Swordfish

 

(Xiphias gladius), the only modern representative of the family Xiphiidae of the order Perciformes. The upper jaw is extended into a swordlike projection. There are no ventral fins. The naked body is up to 4 m long and weighs up to half a ton. The swordfish is found in all oceans, primarily in the tropics; it is also encountered in arctic latitudes in the north. In the USSR the fish is found in the Black, Baltic, and Barents seas, as well as in the Sea of Japan and the Sea of Azov. Swordfish generally are solitary animals. Mating occurs in the warm season; the roe are pelagic. Swordfish feed on nektons, including squids, tuna, and sharks. They are commercially valuable.
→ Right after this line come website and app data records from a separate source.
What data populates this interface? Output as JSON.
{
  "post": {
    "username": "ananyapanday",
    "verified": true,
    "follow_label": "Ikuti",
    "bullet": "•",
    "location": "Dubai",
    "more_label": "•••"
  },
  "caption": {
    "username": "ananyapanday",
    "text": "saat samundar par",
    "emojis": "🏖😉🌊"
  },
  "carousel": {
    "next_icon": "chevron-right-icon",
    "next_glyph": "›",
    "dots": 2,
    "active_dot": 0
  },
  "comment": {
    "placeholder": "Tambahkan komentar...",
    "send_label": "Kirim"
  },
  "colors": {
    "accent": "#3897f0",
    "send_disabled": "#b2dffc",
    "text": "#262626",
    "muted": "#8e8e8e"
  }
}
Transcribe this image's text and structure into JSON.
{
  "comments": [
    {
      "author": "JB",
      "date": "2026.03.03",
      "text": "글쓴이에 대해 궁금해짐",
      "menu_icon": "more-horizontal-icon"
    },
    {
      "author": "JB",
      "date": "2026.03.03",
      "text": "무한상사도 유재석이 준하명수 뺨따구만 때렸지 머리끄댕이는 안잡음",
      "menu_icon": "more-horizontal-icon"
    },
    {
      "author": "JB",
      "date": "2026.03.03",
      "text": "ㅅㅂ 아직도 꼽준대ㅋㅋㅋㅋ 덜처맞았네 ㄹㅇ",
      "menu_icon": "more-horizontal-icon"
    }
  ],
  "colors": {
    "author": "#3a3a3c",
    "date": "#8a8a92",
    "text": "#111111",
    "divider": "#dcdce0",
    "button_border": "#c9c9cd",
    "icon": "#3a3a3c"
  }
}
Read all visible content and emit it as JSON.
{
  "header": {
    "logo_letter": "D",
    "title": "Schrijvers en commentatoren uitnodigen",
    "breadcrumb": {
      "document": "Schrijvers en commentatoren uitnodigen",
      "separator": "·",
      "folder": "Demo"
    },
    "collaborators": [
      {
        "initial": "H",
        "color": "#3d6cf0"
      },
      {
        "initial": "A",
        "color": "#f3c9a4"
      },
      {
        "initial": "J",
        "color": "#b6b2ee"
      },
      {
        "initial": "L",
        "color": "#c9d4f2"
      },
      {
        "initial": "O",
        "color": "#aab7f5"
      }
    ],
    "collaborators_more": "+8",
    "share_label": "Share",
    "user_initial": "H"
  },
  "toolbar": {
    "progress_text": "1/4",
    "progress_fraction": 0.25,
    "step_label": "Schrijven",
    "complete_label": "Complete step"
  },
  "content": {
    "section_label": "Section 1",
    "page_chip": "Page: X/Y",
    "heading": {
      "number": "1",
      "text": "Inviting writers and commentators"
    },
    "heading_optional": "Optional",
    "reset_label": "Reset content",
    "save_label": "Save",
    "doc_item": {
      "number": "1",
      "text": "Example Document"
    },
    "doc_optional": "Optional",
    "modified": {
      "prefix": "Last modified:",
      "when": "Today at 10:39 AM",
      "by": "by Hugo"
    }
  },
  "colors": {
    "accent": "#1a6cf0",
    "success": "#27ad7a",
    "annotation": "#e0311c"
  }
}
Swordfish

[′sȯrd‚fish]
(astronomy)

swordfish

a large scombroid fish, Xiphias gladius, with a very long upper jaw: valued as a food and game fish: family Xiphiidae
References in periodicals archive ?
Synopsis of the biology of the Swordfish, Xiphias gladius Linnaeus.
Food and Agriculture Organization of the United Nations species codes are used: SWO=swordfish (Xiphias gladius); DOL=dolphinfish (Coryphaena hippurus); BSH=blue shark (Prionace glauca); GES=snake mackerel (Gempylus serpens); ALX=longnose lancetfish (Alepisaurus ferox); and LEC=escolar (Lepidocybium flavobrunneum).
Asociacion entre la Corriente de Deriva de los vientos del Oeste y la abundancia relativa del pez espada (Xiphias gladius) frente a la costa de Chile.
Specimens of this species from ML 100-350 mm are common in stomach contents of swordfish (Xiphias gladius) in oceanic waters off Chile between 32[degrees]S-8[degrees]S and 80[degrees]W-5[degrees]W (Ibanez et al., 2004; Castillo et al., 2007).
Hierarchical analyses of genetic variation of samples from breeding and feeding grounds confirm the genetic partitioning of northwest Atlantic and South Atlantic populations of swordfish (Xiphias gladius L.).
cavirostris that also has been identified in the stomachs of Swordfish (Xiphias gladius) caught off western Baja California, Mexico (Markaida and Hochberg 2005).
El estudio de vertebras fue determinante para la identificacion taxonomica en especimenes de Xiphias gladius, pues estas poseen rasgos muy caracteristicos y propios que la diferencian de las otras especies de la familia Istiophoridae (Gregory y Conrad 1937; Nakamura 1985).
Some fast-swimming fish have a concave forebody too (e.g., the Mediterranean spearfish Tetrapturus belone, Indo-Pacific sailfish Istiophorus platypterus, black marlin Makaira indica, or swordfish Xiphias gladius).
The great white shark has large, triangular, highly serrated teeth, ideal for cutting up hard bones of marine mammals and large fishes such as adult bluefin tunas (Thunnus thynnus), swordfishes (Xiphias gladius) and sharks; the teeth in the upper jaw are broader than those in the lower jaw.